(Website and app data records)
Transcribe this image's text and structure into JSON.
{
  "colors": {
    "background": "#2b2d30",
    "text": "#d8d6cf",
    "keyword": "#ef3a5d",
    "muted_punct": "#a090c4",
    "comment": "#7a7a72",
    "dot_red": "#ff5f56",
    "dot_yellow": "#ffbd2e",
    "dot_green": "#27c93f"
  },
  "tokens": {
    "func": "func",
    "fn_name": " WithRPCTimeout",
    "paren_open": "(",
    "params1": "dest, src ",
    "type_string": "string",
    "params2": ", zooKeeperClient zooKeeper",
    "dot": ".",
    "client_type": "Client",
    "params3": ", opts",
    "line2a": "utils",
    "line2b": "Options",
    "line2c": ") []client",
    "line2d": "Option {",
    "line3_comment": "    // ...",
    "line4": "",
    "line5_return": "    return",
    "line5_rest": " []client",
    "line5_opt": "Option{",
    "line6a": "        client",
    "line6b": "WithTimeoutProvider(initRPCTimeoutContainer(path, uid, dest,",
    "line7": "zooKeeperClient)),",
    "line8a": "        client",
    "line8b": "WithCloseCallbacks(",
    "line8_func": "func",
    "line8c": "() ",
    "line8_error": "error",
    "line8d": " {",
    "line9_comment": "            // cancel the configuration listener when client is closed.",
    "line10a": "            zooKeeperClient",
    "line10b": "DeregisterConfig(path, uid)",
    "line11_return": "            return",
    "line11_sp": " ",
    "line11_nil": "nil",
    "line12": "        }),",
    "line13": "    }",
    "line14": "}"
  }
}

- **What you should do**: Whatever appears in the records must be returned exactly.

- **Task response**:
Transcribe this image's text and structure into JSON.
{
  "colors": {
    "background": "#2b2d30",
    "text": "#d8d6cf",
    "keyword": "#ef3a5d",
    "muted_punct": "#a090c4",
    "comment": "#7a7a72",
    "dot_red": "#ff5f56",
    "dot_yellow": "#ffbd2e",
    "dot_green": "#27c93f"
  },
  "tokens": {
    "func": "func",
    "fn_name": " WithRPCTimeout",
    "paren_open": "(",
    "params1": "dest, src ",
    "type_string": "string",
    "params2": ", zooKeeperClient zooKeeper",
    "dot": ".",
    "client_type": "Client",
    "params3": ", opts",
    "line2a": "utils",
    "line2b": "Options",
    "line2c": ") []client",
    "line2d": "Option {",
    "line3_comment": "    // ...",
    "line4": "",
    "line5_return": "    return",
    "line5_rest": " []client",
    "line5_opt": "Option{",
    "line6a": "        client",
    "line6b": "WithTimeoutProvider(initRPCTimeoutContainer(path, uid, dest,",
    "line7": "zooKeeperClient)),",
    "line8a": "        client",
    "line8b": "WithCloseCallbacks(",
    "line8_func": "func",
    "line8c": "() ",
    "line8_error": "error",
    "line8d": " {",
    "line9_comment": "            // cancel the configuration listener when client is closed.",
    "line10a": "            zooKeeperClient",
    "line10b": "DeregisterConfig(path, uid)",
    "line11_return": "            return",
    "line11_sp": " ",
    "line11_nil": "nil",
    "line12": "        }),",
    "line13": "    }",
    "line14": "}"
  }
}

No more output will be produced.